### WHAT YOU SHOULD DO
All that is needed is each line of the entries holding the word "this", copied as it stands.

Stored items:
###
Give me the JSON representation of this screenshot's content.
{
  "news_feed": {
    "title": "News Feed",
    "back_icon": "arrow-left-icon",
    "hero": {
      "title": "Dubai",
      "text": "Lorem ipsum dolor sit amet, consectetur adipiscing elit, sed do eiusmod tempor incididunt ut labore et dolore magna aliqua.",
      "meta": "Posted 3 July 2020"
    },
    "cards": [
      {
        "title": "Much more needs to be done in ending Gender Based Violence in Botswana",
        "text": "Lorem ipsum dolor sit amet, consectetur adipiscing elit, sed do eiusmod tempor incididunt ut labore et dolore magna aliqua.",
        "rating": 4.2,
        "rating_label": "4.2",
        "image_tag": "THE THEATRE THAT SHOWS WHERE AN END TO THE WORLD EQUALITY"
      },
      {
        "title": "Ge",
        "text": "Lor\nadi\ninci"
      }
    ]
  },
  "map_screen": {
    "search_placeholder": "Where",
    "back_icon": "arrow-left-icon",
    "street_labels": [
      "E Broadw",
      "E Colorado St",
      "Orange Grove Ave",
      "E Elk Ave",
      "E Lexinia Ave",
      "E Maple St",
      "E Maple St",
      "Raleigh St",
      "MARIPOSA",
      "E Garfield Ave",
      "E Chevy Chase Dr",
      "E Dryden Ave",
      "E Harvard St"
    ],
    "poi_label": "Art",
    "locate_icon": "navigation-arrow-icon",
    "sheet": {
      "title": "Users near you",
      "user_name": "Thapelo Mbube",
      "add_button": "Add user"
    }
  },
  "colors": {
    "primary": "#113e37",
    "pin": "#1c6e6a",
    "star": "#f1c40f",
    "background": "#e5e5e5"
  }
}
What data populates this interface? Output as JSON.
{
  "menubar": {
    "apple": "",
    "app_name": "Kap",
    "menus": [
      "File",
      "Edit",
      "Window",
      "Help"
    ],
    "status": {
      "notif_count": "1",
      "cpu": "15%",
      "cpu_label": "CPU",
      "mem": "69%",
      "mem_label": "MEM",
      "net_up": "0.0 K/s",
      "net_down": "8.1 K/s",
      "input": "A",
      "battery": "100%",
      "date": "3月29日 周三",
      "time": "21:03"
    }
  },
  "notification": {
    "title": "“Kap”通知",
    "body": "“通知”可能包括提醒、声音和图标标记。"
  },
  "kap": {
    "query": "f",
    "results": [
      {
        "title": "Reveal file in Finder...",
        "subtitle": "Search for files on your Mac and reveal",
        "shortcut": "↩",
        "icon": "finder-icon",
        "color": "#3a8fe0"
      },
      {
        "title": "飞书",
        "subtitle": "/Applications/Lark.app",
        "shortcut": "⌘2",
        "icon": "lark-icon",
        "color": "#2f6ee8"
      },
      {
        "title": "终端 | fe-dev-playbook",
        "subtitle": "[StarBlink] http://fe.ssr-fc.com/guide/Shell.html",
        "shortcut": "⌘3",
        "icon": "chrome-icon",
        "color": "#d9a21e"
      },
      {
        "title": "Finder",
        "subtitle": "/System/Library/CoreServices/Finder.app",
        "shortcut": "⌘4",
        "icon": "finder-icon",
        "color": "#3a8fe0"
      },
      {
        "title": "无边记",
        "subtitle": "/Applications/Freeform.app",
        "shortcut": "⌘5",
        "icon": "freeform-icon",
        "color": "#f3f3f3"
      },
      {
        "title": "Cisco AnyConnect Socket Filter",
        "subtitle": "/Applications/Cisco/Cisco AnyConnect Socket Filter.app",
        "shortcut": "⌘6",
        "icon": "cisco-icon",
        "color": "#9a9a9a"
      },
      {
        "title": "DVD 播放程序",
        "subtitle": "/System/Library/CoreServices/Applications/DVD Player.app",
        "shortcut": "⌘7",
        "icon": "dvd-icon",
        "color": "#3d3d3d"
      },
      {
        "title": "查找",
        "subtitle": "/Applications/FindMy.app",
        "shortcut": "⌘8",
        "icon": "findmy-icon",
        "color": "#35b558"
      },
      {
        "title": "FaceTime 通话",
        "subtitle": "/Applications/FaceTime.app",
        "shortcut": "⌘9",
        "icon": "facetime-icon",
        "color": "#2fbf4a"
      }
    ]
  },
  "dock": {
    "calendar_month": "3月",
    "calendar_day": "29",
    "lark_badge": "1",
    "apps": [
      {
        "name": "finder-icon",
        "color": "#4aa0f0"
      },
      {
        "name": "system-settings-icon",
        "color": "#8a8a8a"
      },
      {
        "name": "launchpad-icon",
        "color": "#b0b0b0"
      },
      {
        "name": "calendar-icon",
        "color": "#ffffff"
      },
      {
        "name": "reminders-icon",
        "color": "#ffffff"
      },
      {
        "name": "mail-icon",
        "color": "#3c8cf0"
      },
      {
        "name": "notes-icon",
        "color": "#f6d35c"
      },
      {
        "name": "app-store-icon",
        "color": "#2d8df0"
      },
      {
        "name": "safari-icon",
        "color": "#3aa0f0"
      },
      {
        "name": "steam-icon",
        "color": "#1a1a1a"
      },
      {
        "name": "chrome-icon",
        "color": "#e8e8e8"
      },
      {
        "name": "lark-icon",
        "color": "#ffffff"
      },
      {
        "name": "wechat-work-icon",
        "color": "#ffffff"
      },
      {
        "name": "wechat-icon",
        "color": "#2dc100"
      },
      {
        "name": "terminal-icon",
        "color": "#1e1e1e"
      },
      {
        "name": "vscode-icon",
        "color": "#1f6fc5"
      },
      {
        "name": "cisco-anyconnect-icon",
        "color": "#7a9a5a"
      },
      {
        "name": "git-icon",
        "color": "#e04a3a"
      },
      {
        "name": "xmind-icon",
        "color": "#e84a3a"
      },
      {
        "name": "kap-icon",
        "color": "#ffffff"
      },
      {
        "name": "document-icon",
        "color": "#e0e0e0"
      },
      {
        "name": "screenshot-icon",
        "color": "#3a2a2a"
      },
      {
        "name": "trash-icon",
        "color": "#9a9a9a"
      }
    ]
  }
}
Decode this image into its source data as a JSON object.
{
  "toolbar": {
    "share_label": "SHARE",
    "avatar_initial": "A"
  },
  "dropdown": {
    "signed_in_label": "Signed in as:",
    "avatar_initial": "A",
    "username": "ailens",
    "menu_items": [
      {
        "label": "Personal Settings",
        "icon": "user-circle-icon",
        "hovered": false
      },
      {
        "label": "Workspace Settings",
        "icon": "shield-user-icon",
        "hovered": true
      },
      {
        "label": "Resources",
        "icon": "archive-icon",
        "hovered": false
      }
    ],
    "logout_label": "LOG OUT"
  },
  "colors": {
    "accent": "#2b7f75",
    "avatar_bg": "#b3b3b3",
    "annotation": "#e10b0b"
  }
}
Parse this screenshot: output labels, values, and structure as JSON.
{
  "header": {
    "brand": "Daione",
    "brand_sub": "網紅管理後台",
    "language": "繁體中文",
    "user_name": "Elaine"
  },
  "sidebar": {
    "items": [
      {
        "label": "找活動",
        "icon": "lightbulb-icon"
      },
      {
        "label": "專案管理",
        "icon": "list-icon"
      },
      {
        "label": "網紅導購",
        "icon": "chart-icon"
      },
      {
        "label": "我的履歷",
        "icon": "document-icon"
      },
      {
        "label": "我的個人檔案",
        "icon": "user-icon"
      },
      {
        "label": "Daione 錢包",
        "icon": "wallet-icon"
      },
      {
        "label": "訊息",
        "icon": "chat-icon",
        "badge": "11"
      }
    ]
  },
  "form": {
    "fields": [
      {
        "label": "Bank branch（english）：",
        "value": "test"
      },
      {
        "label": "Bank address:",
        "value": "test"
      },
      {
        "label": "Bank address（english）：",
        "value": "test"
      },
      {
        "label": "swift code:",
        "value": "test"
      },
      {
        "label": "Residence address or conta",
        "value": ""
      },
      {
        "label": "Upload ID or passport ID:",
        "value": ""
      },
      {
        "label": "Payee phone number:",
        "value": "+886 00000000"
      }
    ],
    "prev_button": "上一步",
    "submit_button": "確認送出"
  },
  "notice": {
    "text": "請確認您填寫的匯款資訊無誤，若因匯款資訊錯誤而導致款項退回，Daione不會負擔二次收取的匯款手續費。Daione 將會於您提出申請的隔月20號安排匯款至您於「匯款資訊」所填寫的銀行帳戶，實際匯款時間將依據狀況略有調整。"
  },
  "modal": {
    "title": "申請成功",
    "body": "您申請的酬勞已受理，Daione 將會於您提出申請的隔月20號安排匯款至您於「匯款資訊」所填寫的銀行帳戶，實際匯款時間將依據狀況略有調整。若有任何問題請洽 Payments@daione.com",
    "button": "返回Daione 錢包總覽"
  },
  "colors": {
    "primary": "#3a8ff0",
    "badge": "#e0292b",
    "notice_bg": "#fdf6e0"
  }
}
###
### RESPONSE BOX
Give me the JSON representation of this screenshot's content.
What data populates this interface? Output as JSON.
Decode this image into its source data as a JSON object.
Parse this screenshot: output labels, values, and structure as JSON.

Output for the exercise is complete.